Chief Judge Leonard P. Stark recently decided the parties’ motions to preclude expert testimony in Fairchild Semiconductor Corporation v. Power Integrations, Inc., C.A. No. 12-540-LPS (D. Del. Mar. 20, 2015). Judge Stark granted Power Integrations’ motion as to Fairchild’s claim for damages for alleged inducement because Fairchild’s expert used the wrong date for his hypothetical negotiation. Id. at 2. In particular, Fairchild’s expert failed to consider a 2012 jury verdict in prior litigation between the parties in which the jury found no inducement of the patent-in-suit. Id. However, because both parties’ experts relied on the same incorrect date, Judge Stark gave both sides the opportunity to serve supplemental expert reports to correct the hypothetical negotiation date. Id. at 3.

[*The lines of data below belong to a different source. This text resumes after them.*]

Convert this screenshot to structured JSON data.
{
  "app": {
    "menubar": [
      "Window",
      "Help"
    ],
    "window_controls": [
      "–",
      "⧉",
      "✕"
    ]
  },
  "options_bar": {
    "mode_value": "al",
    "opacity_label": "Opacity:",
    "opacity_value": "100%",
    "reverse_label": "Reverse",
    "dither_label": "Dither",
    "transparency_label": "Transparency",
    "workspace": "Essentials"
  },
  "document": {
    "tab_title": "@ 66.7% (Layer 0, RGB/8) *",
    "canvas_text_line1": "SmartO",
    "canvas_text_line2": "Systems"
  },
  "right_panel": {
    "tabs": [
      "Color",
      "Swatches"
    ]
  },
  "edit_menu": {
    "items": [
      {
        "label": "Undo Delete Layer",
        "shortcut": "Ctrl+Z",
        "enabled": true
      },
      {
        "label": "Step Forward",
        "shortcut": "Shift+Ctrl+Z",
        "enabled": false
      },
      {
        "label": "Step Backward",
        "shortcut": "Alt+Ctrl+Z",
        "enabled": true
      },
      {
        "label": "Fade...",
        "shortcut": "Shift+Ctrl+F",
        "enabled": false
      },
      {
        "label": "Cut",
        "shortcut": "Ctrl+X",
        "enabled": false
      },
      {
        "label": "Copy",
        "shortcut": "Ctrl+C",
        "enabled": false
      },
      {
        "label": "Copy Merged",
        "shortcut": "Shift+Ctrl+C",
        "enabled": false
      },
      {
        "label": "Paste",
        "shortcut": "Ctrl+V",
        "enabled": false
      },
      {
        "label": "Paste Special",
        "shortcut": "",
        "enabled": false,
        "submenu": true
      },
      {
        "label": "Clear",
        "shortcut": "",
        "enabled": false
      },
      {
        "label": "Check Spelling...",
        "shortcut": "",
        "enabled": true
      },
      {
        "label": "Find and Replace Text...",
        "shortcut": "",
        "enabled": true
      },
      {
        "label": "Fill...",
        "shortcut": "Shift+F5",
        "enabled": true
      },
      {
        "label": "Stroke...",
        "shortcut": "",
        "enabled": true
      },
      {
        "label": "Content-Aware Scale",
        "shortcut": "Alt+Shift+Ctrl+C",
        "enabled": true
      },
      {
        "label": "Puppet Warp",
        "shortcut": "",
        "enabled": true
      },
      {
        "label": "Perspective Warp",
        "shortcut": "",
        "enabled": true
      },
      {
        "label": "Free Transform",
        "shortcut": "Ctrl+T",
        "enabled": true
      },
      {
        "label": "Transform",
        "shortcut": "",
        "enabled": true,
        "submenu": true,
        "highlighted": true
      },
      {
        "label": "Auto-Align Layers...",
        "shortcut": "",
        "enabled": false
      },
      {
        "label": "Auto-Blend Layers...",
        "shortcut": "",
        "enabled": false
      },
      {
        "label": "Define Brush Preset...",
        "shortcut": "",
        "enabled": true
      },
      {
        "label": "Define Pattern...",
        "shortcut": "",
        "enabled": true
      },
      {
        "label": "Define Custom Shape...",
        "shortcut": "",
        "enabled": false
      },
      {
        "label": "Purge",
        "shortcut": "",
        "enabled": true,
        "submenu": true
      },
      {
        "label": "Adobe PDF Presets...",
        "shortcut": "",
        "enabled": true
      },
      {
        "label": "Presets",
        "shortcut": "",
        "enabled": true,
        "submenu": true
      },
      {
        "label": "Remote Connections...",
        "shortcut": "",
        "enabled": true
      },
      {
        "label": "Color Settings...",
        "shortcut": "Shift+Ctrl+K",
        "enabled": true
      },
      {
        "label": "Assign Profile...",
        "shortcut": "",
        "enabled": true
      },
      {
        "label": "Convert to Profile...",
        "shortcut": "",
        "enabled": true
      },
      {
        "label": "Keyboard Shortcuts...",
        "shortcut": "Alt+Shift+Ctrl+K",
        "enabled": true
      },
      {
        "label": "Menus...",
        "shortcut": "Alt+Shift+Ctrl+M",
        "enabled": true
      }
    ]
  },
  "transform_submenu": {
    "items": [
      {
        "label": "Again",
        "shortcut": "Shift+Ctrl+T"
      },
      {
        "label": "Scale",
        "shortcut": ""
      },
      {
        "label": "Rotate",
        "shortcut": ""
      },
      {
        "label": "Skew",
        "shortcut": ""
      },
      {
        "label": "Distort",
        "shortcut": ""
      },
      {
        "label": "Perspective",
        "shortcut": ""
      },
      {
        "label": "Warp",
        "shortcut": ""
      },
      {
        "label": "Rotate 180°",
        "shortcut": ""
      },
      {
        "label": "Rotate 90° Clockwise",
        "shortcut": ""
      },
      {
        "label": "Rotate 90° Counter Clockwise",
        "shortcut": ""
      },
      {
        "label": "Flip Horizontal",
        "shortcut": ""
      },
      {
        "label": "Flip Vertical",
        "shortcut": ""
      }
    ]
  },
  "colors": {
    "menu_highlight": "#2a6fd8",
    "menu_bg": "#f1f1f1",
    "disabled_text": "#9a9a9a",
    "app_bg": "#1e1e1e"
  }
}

Judge Stark denied Fairchild’s motion to preclude Power Integrations’ technical expert finding that he did not import new limitations into two claim terms and provided adequate support for his opinion that the patent-in-suit was invalid under 35 U.S.C. § 112. Id. at 3-4. Judge Stark did, however, grant Fairchild’s motion as to Power Integrations’ damages expert. Judge Stark determined that the expert improperly apportioned value between infringing and non-infringing products because he “did not analyze Fairchild’s accused products, relying instead on an apportionment based on [Power Integrations’] products, based on his belief that those products would have a relative value in the marketplace similar to what is exhibited by the Power Integrations products.” Id. at 7 (internal quotation omitted). Judge Stark also determined that the expert used an improper rule of thumb when beginning his analysis with “an assumption that up to 80% of value may be attributable to intellectual property, based on research showing that 80% of a high tech company’s value consists of intangible value, such as intellectual property.” Id. at 8.